Then, the reviewer determines whether procedures and diagnoses were coded and sequenced correctly. If the medical record supports the coding, the claim will be paid and billed. If the medical record does not support the coding, the reviewer will use coding guidelines to adjust the claim and pay at the appropriate DRG.

The contractor may determine that the beneficiary did not require an inpatient level of care on admission, but that the beneficiary’s condition changed during the stay and inpatient care became medically necessary (at a later point during the stay). They review the cases in accordance with the following procedures:

The first day on which inpatient care is determined to be medically necessary is deemed to be the date of admission

The diagnosis determined to be chiefly responsible for the beneficiary’s need for covered services on the deemed date of admission is the principal diagnosis

The claim is adjusted according to the diagnosis that made inpatient care medically necessary.

Claims are denied in full when the contractor determines the beneficiary did not require an inpatient level of care at any time during the admission. If the medical record does not support the coding, the claim is denied. Hospitals have the opportunity to appeal claim denials.

Create defensible claims

CDI specialists at Catholic Health Services of Long Island, a six-hospital network, perform both types of reviews ahead of government contractors’ efforts, says Adelaide La Rosa, RN, BSN, CCDS, its corporate director of HIM, CDI, and clinical data management. The team looks through the record for accuracy of:

  • Level of acuity
  • Severity of illness
  • Clinical indicators
  • Utilization of resources

During the DRG validation review, the CDI specialists work with the coders to ensure all diagnosis and procedure codes are supported by documentation in the medical record, resulting in appropriate DRG assignment prior to bill drop.

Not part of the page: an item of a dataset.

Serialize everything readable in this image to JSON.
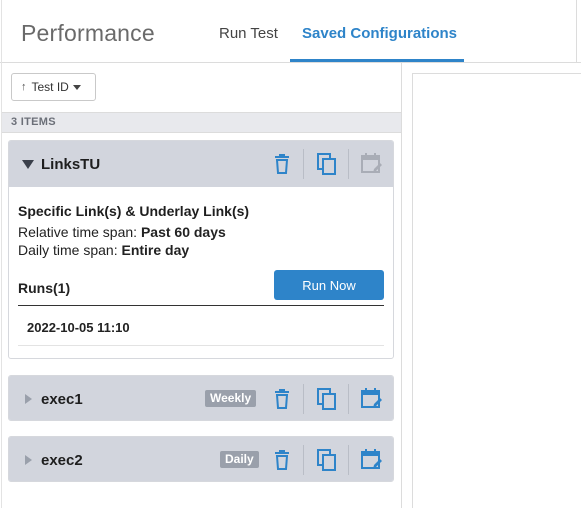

In the clinical validation review, CDI specialists look for clinical indicators that support the diagnosis and procedure. They generate queries when a diagnosis or procedure is not supported in the medical record and, once again, make sure proper codes have been assigned.

The chief medical officers (CMO) at Catholic Health Services support the CDI team, acting as physician champions and keeping the medical staff at each facility engaged in the CDI program and compliant with CDI requests. Their support was the first step in expanding to more complex reviews, La Rosa says, adding that the CMOs review charts, outstanding physician query reports, and quality metrics with the CDI team on a weekly basis. In addition, the CDI directors can request impromptu meetings with their CMO counterparts.

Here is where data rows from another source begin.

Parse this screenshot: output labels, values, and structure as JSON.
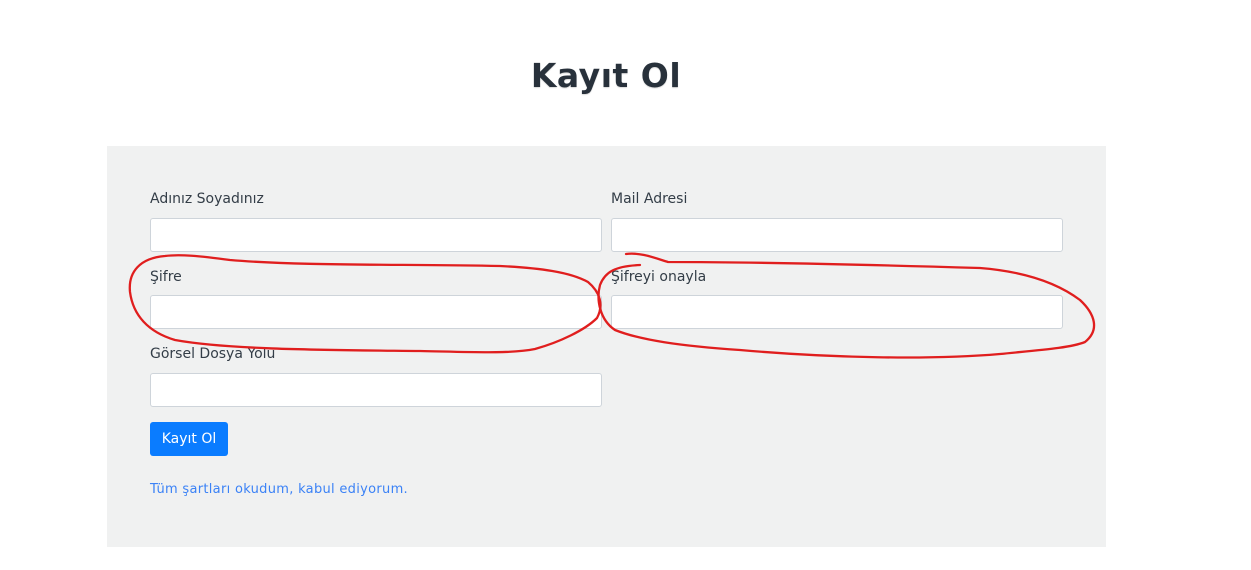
{
  "page": {
    "title": "Kayıt Ol"
  },
  "form": {
    "full_name": {
      "label": "Adınız Soyadınız",
      "value": "",
      "placeholder": ""
    },
    "email": {
      "label": "Mail Adresi",
      "value": "",
      "placeholder": ""
    },
    "password": {
      "label": "Şifre",
      "value": "",
      "placeholder": ""
    },
    "password_confirm": {
      "label": "Şifreyi onayla",
      "value": "",
      "placeholder": ""
    },
    "image_path": {
      "label": "Görsel Dosya Yolu",
      "value": "",
      "placeholder": ""
    },
    "submit_label": "Kayıt Ol",
    "terms_text": "Tüm şartları okudum, kabul ediyorum."
  },
  "colors": {
    "panel_background": "#f0f1f1",
    "primary_button": "#0a7cff",
    "link": "#3b82f6",
    "annotation": "#e01e1e"
  }
}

While many programs may not have the level of support that La Rosa’s does, everyone can rally physician support by exploring how such efforts positively affect the physicians themselves and adjusting query efforts with that in mind. In fact, clinical validation–focused reviews also help with pay-for-performance and quality measures, she suggests.

If a claim gets denied, La Rosa says her team “RACs them back,” appealing as many times as necessary. The staff performs a second clinical validation review following any denial, engaging the physician(s) involved in the original record documentation to review the contents and identify any shortcomings. The team also performs an additional DRG validation review, engaging the coding experts for extra insight. The CDI staff gather as much supporting documentation as possible, such as progress notes and reports, and return the compilation to the auditing body. (Read the related article below for a brief description of one such case successfully overturned at Catholic Health Services.)

Appeals take time—sometimes up to a year—before a final decision is made. CDI departments must stay strong and learn from denials, La Rosa says. Foundationally, CDI specialists should ensure the clinical indicators support the principal and secondary diagnoses and procedures before the claim is submitted. They should be confident that the documentation provided supports the billing. If a claim is denied, La Rosa suggests meeting as a team to review and decide how to respond. Sometimes that means learning from mistakes, but overall it will help facilities defend future claims and prevent costly denials.